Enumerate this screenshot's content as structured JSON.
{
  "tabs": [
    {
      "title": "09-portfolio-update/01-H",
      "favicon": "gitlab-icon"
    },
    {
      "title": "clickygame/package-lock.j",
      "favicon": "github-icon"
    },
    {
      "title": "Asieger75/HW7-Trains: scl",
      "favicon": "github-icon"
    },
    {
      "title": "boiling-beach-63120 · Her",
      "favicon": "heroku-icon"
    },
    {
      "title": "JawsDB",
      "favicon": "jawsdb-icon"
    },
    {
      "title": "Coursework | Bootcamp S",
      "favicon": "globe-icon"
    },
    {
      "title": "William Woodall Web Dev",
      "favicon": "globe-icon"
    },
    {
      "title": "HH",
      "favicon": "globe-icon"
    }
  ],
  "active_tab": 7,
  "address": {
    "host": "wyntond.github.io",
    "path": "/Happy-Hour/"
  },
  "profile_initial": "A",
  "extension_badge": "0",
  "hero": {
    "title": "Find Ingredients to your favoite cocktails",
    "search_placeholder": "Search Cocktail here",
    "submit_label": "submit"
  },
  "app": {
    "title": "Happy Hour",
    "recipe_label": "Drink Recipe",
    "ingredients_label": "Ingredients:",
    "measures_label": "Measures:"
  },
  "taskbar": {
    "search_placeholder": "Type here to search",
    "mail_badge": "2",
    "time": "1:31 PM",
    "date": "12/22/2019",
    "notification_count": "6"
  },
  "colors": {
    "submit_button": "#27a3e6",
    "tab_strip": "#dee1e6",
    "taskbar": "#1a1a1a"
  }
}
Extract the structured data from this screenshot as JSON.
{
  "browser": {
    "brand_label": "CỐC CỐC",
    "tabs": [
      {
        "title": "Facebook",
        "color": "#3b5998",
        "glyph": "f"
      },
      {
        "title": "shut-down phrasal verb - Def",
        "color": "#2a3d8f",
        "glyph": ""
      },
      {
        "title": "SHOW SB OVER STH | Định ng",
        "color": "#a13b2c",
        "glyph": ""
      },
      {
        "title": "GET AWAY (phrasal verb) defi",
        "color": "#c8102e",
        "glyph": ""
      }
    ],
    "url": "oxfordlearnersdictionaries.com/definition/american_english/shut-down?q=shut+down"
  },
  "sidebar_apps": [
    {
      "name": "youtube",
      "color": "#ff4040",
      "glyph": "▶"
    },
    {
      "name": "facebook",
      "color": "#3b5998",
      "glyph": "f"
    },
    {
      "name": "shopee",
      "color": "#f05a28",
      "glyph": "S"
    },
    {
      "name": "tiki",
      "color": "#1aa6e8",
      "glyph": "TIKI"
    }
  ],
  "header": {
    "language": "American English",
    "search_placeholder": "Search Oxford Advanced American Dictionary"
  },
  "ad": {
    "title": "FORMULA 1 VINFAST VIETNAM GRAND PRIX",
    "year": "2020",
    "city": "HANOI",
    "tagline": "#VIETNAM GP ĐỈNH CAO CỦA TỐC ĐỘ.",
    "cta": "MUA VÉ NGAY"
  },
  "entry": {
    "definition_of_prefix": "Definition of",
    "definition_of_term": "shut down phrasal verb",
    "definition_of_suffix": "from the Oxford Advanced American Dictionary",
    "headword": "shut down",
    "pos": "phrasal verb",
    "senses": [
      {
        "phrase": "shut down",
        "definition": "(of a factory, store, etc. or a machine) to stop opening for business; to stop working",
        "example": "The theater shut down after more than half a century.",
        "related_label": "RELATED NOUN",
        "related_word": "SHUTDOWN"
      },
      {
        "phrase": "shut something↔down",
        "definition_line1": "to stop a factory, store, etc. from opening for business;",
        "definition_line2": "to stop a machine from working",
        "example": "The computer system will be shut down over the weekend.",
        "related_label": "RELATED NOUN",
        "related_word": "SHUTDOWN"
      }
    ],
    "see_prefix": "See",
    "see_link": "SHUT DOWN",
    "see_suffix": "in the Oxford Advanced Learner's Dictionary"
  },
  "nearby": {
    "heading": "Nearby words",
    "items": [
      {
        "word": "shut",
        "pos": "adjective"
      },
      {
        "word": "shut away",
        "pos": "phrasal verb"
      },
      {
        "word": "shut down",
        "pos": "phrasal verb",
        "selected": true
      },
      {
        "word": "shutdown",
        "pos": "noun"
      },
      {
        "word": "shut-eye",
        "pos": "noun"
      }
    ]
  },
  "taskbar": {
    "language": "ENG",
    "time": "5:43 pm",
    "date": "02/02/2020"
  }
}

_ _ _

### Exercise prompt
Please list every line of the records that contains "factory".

### Exercise output
        "definition": "(of a factory, store, etc. or a machine) to stop opening for business; to stop working",
        "definition_line1": "to stop a factory, store, etc. from opening for business;",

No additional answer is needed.